Barely, 300 to 400 people had shown up. There, my friends,  and I call you friends out of genuine camaraderie and not out of thinly veiled disgust at some of the dignitaries,  was the first main reason for this movement to fizzle out. The University had played a clever trick on all of us. Like they had claimed in their speeches, the University knows us quite well. By organising a meeting at 5:30 PM, the University knew that most of us would be too “tired” to attend. They knew that we valued our evening tea more than pressing matters that we had raised. It was a clever masterstroke.

Secondly, the Student Council had shown a lack of spine. They could have insisted on keeping the slated time at 12:30 PM when surely a bigger crowd would have had the guts to heckle the “dignitaries” if they planned to weasel out on their promises. But no, they didn’t. The SC had pleaded with all of us to show patience with them, they pleaded us not to harass them by vandalising their hostel doors, by not heckling them in informal situations,  and in exchange they promised to represent us affectively. Dear Student Council Leaders, you have wasted an opportunity to earn loads of goodwill. Instead, you’ve proven yourselves to be the subservient chamchas of the college management that everyone had perceived you to be.

Thirdly, in the subservience and lack of a sizeable crowd, the authorities were now emboldened.  Starting from the VC to the Director, all the dignitaries had paid our grievances a mere lip service. The usual “We Care About You” dialogs were used, and most of the issues, such as student intake, infrastructure, pro KMC anti MIT discrimination, lack of in campus security and what not were swept under the carpet. The only positive to take was that the University had agreed to take care of the expenses of Ishan’s treatment.

The so-called interactive session was reduced to a farce. Instead of going to all these lengths, the University could have told us only two words, saving us our valuable time.

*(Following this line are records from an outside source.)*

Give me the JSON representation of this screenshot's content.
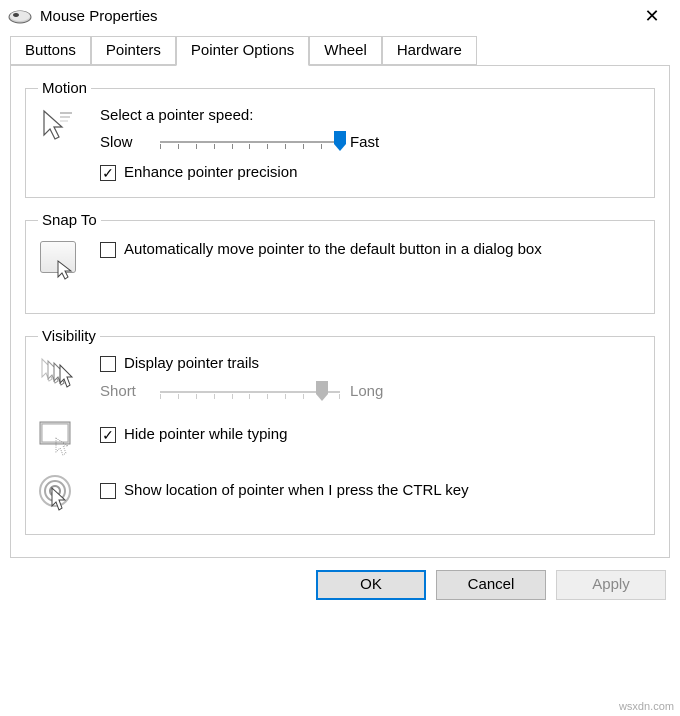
{
  "window": {
    "title": "Mouse Properties"
  },
  "tabs": {
    "buttons": "Buttons",
    "pointers": "Pointers",
    "pointer_options": "Pointer Options",
    "wheel": "Wheel",
    "hardware": "Hardware"
  },
  "motion": {
    "legend": "Motion",
    "prompt": "Select a pointer speed:",
    "slow": "Slow",
    "fast": "Fast",
    "speed_value": 10,
    "speed_ticks": 11,
    "enhance_checked": true,
    "enhance_label": "Enhance pointer precision"
  },
  "snap": {
    "legend": "Snap To",
    "auto_checked": false,
    "auto_label": "Automatically move pointer to the default button in a dialog box"
  },
  "visibility": {
    "legend": "Visibility",
    "trails_checked": false,
    "trails_label": "Display pointer trails",
    "short": "Short",
    "long": "Long",
    "trails_value": 9,
    "trails_ticks": 11,
    "hide_checked": true,
    "hide_label": "Hide pointer while typing",
    "ctrl_checked": false,
    "ctrl_label": "Show location of pointer when I press the CTRL key"
  },
  "buttons": {
    "ok": "OK",
    "cancel": "Cancel",
    "apply": "Apply"
  },
  "watermark": "wsxdn.com"
}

“Fill your dirty expletives and abuses here (Go **** yourselves)

Forgive me for the use of profanity, but this was the essence of their speech. The University did indeed love us, but for the mere fact that we are cash cows. We were seduced by them with that bull shit filled “Summer of 69” video, and having paid them for our “Education” we had sealed our fate. We had no right to question them, and like an obedient flock of sheep, we were to shear the wool of dignity to enrich their coffers.

Now, some of you might ask, why are we discriminated against by the University? Why aren’t we treated on the same level as KMC students? Well, let me explain this in an interesting way.

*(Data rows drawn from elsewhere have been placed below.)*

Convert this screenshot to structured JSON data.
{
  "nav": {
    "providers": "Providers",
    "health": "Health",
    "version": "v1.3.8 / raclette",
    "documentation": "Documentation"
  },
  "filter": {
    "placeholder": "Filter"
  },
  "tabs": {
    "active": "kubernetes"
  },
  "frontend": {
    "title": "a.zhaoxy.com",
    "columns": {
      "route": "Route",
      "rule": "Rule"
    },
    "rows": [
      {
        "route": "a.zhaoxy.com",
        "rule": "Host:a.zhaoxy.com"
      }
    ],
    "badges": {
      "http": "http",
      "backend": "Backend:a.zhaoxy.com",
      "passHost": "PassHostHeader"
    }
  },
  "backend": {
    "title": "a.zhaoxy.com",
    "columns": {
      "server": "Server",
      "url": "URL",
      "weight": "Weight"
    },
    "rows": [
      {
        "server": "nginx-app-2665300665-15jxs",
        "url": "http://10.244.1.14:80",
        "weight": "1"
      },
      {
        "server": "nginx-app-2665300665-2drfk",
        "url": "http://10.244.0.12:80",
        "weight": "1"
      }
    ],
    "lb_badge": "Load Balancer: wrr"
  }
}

To the University, KMC is like a multiplex, and MIT is like a single screen theatre. Like a Multiplex, with its  AC screens, Dolby Surround Sound, Hygienic seating and what not, the KMC student pays a hell of a lot more than us. Hence, the red carpet treatment.

MIT on the other hand, is like a single screen theatre. Like any single screen theatre, the owners couldn’t care less if people farted, scratched themselves, pissed in the theatre, and what not, as the seedy films played. In essence, we are like the B team. We don’t matter on the cover page, but we matter on the remaining pages. We help them to create the image of this large and diverse university and blah blah yaddy yaddah you know the Deemed University bull shit.

And lastly, friends, we ourselves are to blame. Chetan Bhagat once famously said that we are a Facebook democracy. We like stuff, we tag stuff, and we chat and what not, but essentially, we are arm chair critics. We don’t really care. We don’t take the fight to its logical conclusion after beginning it. We just start it, and then become complacent enough. I’m not pointing fingers at any of you, but many of the people had a perceived feeling that went like this: “Hey, I was there on Saturday. Why should I go today? I have done my bit.” And that, is where it all fell apart. How a promising movement like this just fell apart.

P.S: These opinions are my own and don’t represent  that of ManipalBlog.com . First posted on my facebook wall .

About Vinayak Prabhu 19 Articles
Change cant be given to you everytime. You yourself must bring change. A Student at the Manipal Institute of Technology